Host an Event Volunteer Join Tickets

Support the plant database you love!

Q. Who is Mr. Smarty Plants?

A: There are those who suspect Wildflower Center volunteers are the culpable and capable culprits. Yet, others think staff members play some, albeit small, role. You can torture us with your plant questions, but we will never reveal the Green Guru's secret identity.

Help us grow by giving to the Plant Database Fund or by becoming a member

Did you know you can access the Native Plant Information Network with your web-enabled smartphone?

Share

Ask Mr. Smarty Plants

Ask Mr. Smarty Plants is a free service provided by the staff and volunteers at the Lady Bird Johnson Wildflower Center.

Search Smarty Plants
See a list of all Smarty Plants questions

Please forgive us, but Mr. Smarty Plants has been overwhelmed by a flood of mail and must take a break for awhile to catch up. We hope to be accepting new questions again soon. Thank you!

Need help with plant identification, visit the plant identification page.

 
rate this answer
Not Yet Rated

Saturday - June 07, 2014

From: Austin, TX
Region: Southwest
Topic: Diseases and Disorders, Soils, Herbs/Forbs
Title: Stress on Goldenball leadtrees from Austin
Answered by: Barbara Medford

QUESTION:

I know of two separate instances where young Goldenball Lead Trees (leucena retusa) have shown symptoms of defoliation and a bleeding of white sap from sores that have developed on the bark. The first died aggressively. The second is under stress now. What are they susceptible to? Too much water or inadequate drainage might have weakened them for a pathogen or critter to get started?

ANSWER:

According to this USDA Plant Profile MapLeucaena retusa (Goldenball leadtree) grows in Travis and Blanco County, but the other counties where it has been reported are all in the  Big Bend area of southwest Texas, so there might be a cultural problem of which we are not aware.  If you will follow the plant link above to our webpage on this plant, you can compare the growing conditions, soils, etc. for this plant to those of the plants you have observed as being stressed.

Not having found an answer on our own website, we went hunting on the Internet, and the only clues we got were similar to our supposition that maybe it didn't really belong in Travis County, but was reported to the USDA because people were growing it here. We learned that it does not do particularly well in clay soils which we have, because it needs really good drainage. We also learned it likes sandy soils, which we don't have.

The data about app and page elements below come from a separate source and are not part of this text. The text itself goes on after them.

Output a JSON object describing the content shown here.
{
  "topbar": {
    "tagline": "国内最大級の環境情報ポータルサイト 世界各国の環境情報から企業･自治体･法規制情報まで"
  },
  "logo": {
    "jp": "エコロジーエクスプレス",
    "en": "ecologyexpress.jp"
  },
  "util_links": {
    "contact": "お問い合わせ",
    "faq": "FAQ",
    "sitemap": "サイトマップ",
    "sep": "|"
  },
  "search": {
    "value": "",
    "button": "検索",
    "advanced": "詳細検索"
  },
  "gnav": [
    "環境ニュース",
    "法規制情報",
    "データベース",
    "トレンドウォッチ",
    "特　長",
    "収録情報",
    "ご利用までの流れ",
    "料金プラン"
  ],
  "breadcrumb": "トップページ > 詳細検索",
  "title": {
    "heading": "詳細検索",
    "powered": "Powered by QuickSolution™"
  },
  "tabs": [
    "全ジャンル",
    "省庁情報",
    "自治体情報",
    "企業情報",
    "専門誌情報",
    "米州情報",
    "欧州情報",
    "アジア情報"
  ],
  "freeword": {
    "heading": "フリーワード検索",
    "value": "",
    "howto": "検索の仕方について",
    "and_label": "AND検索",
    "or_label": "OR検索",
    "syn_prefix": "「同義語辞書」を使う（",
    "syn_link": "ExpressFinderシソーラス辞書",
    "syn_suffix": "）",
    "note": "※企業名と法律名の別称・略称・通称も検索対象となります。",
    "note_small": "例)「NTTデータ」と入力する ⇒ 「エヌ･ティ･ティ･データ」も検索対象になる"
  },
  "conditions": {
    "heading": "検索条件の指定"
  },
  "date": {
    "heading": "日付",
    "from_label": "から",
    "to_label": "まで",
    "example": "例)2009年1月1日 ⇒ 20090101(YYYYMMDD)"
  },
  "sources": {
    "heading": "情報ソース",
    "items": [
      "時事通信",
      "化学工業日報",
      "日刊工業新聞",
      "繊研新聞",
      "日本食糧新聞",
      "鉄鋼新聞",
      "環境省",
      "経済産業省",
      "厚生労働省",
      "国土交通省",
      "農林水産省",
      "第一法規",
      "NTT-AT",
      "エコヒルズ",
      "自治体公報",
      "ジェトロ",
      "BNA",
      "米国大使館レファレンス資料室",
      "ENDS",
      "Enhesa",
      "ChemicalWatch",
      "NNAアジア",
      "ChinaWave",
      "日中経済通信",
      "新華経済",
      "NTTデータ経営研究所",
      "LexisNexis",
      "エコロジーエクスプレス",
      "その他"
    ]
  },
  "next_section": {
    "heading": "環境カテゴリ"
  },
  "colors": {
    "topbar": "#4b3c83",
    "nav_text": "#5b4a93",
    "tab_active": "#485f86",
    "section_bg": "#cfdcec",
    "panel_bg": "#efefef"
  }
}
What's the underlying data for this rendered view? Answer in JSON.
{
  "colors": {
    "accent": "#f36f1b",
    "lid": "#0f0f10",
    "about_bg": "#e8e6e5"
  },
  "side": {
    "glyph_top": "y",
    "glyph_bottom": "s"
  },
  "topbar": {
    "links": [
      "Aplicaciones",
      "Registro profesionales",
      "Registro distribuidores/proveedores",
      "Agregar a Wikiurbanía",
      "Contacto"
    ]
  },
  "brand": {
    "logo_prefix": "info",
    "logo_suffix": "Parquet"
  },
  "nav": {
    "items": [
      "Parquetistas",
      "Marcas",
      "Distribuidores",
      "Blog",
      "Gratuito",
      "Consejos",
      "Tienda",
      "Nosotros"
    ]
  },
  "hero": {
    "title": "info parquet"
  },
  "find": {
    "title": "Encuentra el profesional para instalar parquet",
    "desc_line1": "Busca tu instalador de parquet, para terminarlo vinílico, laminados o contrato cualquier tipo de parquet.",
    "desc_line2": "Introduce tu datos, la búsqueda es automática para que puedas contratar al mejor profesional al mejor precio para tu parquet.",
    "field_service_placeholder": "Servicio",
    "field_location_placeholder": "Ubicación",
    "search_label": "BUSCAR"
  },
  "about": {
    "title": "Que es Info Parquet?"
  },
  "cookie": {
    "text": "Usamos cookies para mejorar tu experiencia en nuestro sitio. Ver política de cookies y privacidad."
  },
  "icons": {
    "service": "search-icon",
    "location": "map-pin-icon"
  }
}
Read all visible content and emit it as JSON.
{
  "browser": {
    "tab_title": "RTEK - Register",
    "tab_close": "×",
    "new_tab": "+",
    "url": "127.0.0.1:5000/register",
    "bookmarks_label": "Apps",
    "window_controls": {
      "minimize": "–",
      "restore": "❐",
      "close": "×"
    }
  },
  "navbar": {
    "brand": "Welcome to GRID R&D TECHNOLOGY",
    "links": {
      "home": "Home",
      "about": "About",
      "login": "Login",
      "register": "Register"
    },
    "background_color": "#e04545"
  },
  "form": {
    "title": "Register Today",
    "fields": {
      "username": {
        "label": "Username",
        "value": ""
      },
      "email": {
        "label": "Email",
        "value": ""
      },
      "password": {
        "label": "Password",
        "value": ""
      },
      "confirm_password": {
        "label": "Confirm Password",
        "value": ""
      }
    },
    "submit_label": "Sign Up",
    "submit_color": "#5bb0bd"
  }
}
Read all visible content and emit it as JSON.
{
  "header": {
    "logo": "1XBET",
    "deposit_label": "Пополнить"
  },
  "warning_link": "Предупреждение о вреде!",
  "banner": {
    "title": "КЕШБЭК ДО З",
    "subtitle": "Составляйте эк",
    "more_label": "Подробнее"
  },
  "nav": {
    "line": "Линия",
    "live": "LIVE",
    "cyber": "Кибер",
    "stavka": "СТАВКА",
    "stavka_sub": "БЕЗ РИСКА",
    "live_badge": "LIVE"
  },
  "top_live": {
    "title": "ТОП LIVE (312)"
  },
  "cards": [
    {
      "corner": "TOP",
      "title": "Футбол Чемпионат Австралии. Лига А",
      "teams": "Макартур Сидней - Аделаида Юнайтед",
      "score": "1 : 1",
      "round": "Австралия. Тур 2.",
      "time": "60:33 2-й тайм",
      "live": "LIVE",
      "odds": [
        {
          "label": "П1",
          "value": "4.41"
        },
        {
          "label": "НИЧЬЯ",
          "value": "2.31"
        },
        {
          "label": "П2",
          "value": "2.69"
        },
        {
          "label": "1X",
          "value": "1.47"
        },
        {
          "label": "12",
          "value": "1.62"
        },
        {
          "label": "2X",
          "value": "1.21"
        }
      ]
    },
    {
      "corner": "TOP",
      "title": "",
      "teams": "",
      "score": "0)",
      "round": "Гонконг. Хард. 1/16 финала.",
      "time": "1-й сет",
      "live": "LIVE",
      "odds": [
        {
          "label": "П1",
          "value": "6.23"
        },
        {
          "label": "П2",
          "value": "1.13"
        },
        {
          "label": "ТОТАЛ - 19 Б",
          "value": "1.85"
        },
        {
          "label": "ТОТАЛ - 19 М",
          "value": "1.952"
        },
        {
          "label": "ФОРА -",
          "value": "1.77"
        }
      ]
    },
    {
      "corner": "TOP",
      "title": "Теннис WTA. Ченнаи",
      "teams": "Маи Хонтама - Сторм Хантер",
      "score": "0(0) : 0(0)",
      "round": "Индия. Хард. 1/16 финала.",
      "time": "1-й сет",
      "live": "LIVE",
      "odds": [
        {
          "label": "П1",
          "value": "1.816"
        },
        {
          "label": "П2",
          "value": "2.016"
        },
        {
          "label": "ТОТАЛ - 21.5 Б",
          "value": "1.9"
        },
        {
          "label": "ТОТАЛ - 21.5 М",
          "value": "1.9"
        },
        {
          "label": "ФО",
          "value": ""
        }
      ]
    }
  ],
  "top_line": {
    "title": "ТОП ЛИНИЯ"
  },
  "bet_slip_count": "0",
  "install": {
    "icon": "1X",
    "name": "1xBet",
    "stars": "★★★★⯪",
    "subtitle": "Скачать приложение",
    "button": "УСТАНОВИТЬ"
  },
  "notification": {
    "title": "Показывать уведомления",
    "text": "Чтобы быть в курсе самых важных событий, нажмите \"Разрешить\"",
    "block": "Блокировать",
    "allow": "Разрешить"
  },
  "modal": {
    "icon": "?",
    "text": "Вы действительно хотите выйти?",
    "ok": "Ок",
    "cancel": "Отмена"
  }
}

One reference mentioned it could be susceptible to root rot in poorly drained soils. From the Missouri Botanical Gardens, we found this article on Phytophthora Root Rot of Trees and Shrubs. Especiially note this paragraph:

"Life Cycle

Root rot-causing Phytophthora species can survive in the soil for years, as long as moist conditions persist. It can spread through splashing rain, irrigation water, and runoff water. Disease fungi can spread through contaminated soil and garden equipment as well. Rot is more likely to spread in early spring and late fall during cool, rainy weather. But symptoms are more likely during stress periods of low rainfall. Flooded and saturated soil conditions for 6–8 hours are especially conducive to the spread of root rots. Wounds are not required for infection."

If you are noting these symptoms in the Goldenball Leadtree, it could very well be because they are getting too much love from the gardener. If other plants nearby need more water, like non-native grasses, that may precipitate the problem. We would suggest either remediating the conditions in which the plant is being grown, or not try to grow it out of its natural region.

 

From the Image Gallery


Goldenball leadtree
Leucaena retusa

Goldenball leadtree
Leucaena retusa

Goldenball leadtree
Leucaena retusa

Goldenball leadtree
Leucaena retusa

More Herbs/Forbs Questions

Using a brush hog on acreage on Bear Creek in Austin, TX.
July 25, 2012 - We have 8 acres off 1826 situated on Bear Creek. It has open areas with scattered large trees (cedar elm, live oak, white oak). Cedars or junipers only along the the lot lines. We've been told we...
view the full question and answer

Problems with gaura in Kyle TX
May 10, 2011 - Gaura - I seem to have something going on with this plant. I've tried fungicide that also works on mealy bugs and spider mites, etc., but they're looking rather puny? Any suggestions? thanks
view the full question and answer

Native Wildflowers and Grasses for Texas Acreage
April 15, 2015 - I recently purchased about 36 acres in Somervell County, Texas where cedar had been bulldozed and burned (many large spots). What would be the best native flowers or grasses to replant in that area? L...
view the full question and answer

Plant identification from Springfield MA
July 19, 2009 - We have a house next to us that is vacant. The lawn has not been mowed in months. a tall flower has grown amongst the grass and weeds. It is about 3 to 4 feet tall green stem and the flower is about 2...
view the full question and answer

Trimming native salvias in January
January 17, 2008 - I have heard you can trim Hot Lips, Raspberry and other salvias back severely in January, to about six inches from the ground. Is this correct?
view the full question and answer

Support the Wildflower Center by Donating Online or Becoming a Member today.